On May 2, 2015, red wolf F1563 (a.k.a. Salty) gave birth to a litter of pups. All of them adorable and each a valuable contribution to the recovery of his and her rare and at-risk species. Under Red Wolf Species Survival Plan (SSP) protocols, captive born pups must be checked during certain milestones in their development. On September 21st, we conducted the most recent health-check.


The Wolf Conservation Center staff and volunteers gathered early in the morning to locate, capture, and “process” the pups. Our goal is to record heart rates and weights and administer wormer and the final of a series of three Distemper/Parvo vaccinations.
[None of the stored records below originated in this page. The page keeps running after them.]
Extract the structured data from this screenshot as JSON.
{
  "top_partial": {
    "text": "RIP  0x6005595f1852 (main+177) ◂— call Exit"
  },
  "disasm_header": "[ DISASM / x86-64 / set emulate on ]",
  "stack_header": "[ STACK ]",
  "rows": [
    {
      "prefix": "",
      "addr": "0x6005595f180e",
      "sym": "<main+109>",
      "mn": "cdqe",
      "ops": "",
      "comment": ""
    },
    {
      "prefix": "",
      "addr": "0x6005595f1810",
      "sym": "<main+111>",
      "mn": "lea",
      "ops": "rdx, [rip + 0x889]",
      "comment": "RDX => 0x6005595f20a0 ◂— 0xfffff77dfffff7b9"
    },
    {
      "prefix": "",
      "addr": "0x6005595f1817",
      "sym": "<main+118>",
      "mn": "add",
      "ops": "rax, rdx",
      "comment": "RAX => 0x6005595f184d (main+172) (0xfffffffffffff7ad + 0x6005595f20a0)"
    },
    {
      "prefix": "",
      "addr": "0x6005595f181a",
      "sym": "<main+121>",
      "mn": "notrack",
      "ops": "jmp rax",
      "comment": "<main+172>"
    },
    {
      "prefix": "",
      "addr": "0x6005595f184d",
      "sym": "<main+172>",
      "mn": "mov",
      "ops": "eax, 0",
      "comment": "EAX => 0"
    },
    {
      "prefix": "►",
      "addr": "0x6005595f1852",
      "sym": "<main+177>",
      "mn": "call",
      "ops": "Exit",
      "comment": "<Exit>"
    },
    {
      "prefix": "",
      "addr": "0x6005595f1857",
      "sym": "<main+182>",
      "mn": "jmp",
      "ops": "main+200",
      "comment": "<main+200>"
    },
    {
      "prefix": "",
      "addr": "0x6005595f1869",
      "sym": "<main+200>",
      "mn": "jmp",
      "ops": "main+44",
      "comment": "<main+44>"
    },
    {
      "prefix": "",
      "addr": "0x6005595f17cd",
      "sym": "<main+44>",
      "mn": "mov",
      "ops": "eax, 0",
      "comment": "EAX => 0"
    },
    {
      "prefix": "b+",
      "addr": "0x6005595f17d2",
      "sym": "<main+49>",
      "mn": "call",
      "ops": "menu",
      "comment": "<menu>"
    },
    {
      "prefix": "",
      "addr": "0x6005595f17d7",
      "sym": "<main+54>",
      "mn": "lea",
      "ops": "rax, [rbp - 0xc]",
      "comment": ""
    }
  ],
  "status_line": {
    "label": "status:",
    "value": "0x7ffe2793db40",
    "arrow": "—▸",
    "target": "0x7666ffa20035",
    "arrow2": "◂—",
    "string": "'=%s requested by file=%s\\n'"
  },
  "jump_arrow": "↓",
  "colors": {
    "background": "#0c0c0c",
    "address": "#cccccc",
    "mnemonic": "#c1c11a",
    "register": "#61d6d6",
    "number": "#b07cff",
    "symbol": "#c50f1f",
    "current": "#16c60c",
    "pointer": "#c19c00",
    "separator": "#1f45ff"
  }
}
As newborns, each pup could fit in the palm of one’s hand. Now at four and a half months old, the kiddos look less like pups and more like mini wolves.

Wolf Pup f2120, aka Charlotte

Once they were all captured, Paul Maus, DVM, our veterinarian who donates his time and expertise to the WCC, thoroughly examined the kiddos and they all looked robust (weights listed below), healthy, and terribly to cute! And to our surprise, we discovered one pup is not who we thought… Wolf pup f2120, aka Charlotte, is alive.

In mid-July one of the pups passed away at just 10 weeks old. A necropsy (autopsy for animals) revealed that the youngster died of trauma, a puncture to the intestine. The injury was likely an accident, but tragic nonetheless. Although the body of the pup was partially decomposed, we were confident that the pup was the lone female of the litter who we affectionately called “Charlotte.”  It turns out we were wrong.  Charlotte is alive! While this is wonderful news, we remember the loss of her brother – an adorable and endangered pup who unknowingly touched the hearts of WCC staff, volunteers, and supporters following the pups’ progress via webcam. RIP, Pup.

Pup Weights as of September 21, 2015

  • Wolf Pup m2116 – 25.4lbs
  • Wolf Pup m2117 – 27lbs
  • Wolf Pup m2118 – 29lbs
  • Wolf Pup m2119 – 31.8lbs
  • Wolf Pup f2120 – 29.2lbs

Earlier this summer all the pups received a microchip linking each to his/her alphanumeric name. Wild wolves and wolves associated with a recovery program are often given an identification number recorded in an official studbook that tracks their history.  Letters (M = Male, F = Female) preceding the number indicate the sex of the animal and are capitalized for adult animals 24 months or older.  Lower case letters (m = male, f = female) indicate wolves younger than 24 months or pups.

Follow the pups’ progress via webcam and let us know what you see!

Take Action for Red Wolves

Red wolves remain among the world’s most endangered species. The current estimate puts the only wild population of red wolves at their lowest level (50 – 75) since the late 1990s.

Only one place on the planet are wild red wolf populations viable and secure – North Carolina. But the state’s Wildlife Resources Commission has asked U.S. Fish & Wildlife Service (USFWS) to terminate the red wolf recovery program there, a move which would inevitably result in the loss of the last wild population of red wolves and render the species extinct in the wild.

While USFWS, the very agency charged by federal law with protecting the endangered species, continues to review the program, it has halted all captive-to-wild releases and management activity critical to the success of this recovery program.

Please sign the petition to urge USFWS to restore the Red Wolf Recovery Program.